Mark Sheperdigian has an excellent new article in Pest Management Professional about what apartment building managers need to be aware of when dealing with a bed bug infestation — the often unconsidered aspects of multi-unit dwelling life which help bed bugs to spread from unit to unit.
We’re all familiar with the problem of a single household discarding its contents (often unnecessarily) which then spread bed bugs to everyone who collects something from the pile.
However, bed bugs may spread easily in ways which are less obvious.
For example, have you also considered the potential for bed bugs being spread around a complex by a gentleman caller with multiple lady friends in the building, or by the visiting meals on wheels volunteer?
Or the way bed bugs might move around with adolescents who troop from one kid’s bedroom to another with Nintendos, game chairs, and other gear in tow? (These are what Sheperdigian cleverly dubs “Nintendo Trojan horses”).
Sheperdigian suggests apartment managers need to try to develop
programs that work to find and encompass all the networks, families and friendships that facilitate the move of bed bugs across a community.
Although I am skeptical most apartment managers won’t bother doing this — let’s face it, we hear so many won’t choose a knowledgeable professional, have adjacent units inspected, or follow-up on treatments — Sheperdigian shows us how very important these networks can be, if we really want to get rid of bed bugs in the building.
Instead of only searching adjacent units in a clover-leaf pattern, apartment managers may want PCOs to also inspect units frequented by tenants of an infested unit, or whose inhabitants are frequent visitors of an infested unit, or whose owners have the same visitors as the infested unit.
Sounds confusing, right? All the more reason, frankly, to consider just doing a careful inspection of the entire building.
Other recommendations Shepherdgian outlines for apartment managers include
- Telling tenants about the bed bug problem and educating them about bed bugs (rather than keeping mum about the problem);
- Setting up assistance programs for those needing help (such as the elderly or infirm);
- Implementing programs for discarding items which must be removed, so removals don’t spread bed bugs in the building; and
- Reaching out to regular visitors (like that meals-on-wheels volunteer) to make sure they aren’t re-infesting units they visit.
More and more, apartment managers are talking about how to prevent and respond to bed bug outbreaks. Last week Renee brought to our attention a new draft training manual created by the Columbus Apartment Association (with the assistance of Dr. Susan Jones).

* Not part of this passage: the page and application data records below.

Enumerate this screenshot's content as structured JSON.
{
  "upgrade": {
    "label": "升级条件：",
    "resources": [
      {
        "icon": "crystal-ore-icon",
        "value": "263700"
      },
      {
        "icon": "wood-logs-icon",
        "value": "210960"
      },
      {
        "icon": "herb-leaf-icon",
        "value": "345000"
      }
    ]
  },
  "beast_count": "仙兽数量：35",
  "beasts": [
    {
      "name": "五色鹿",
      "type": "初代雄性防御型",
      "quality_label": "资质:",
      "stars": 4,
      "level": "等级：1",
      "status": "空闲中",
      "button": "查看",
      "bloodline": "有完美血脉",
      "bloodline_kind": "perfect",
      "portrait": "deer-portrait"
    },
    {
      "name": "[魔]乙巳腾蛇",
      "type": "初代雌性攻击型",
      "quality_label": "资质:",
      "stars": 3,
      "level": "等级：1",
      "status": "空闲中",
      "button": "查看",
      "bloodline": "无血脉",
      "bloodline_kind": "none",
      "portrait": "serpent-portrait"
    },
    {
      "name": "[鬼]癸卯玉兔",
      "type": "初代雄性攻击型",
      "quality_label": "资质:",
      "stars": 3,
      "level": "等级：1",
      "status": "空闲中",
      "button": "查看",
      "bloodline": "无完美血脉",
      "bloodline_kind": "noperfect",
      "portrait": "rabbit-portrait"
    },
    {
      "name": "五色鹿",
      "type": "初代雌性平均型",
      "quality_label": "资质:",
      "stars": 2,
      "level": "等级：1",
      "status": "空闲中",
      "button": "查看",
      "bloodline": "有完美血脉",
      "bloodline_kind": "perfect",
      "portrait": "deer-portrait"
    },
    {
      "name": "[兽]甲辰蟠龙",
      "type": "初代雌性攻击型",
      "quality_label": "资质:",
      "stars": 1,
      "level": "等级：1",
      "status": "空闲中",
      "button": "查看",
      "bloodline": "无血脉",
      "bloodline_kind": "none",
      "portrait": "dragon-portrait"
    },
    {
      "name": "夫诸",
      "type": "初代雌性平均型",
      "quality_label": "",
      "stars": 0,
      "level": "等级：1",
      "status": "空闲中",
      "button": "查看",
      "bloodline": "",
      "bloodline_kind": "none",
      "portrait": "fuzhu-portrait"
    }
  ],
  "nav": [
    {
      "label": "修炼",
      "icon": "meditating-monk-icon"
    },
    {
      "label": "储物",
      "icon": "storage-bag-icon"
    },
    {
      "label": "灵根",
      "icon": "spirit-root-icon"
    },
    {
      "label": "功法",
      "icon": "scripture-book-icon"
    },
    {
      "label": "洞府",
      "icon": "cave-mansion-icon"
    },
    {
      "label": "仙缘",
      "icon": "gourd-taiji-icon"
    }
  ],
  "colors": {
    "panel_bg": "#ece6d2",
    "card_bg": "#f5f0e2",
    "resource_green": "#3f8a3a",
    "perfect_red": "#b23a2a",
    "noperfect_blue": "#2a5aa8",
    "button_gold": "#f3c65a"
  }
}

Bed bugs are difficult to treat, even for the most well-meaning and attentive building managers. I applaud Mark Sheperdigian for outlining some of the angles which are commonly missed, and I know you’ll want to read the rest of the article here: Bed Bugs in the Apartment Department at Pest Management Professional.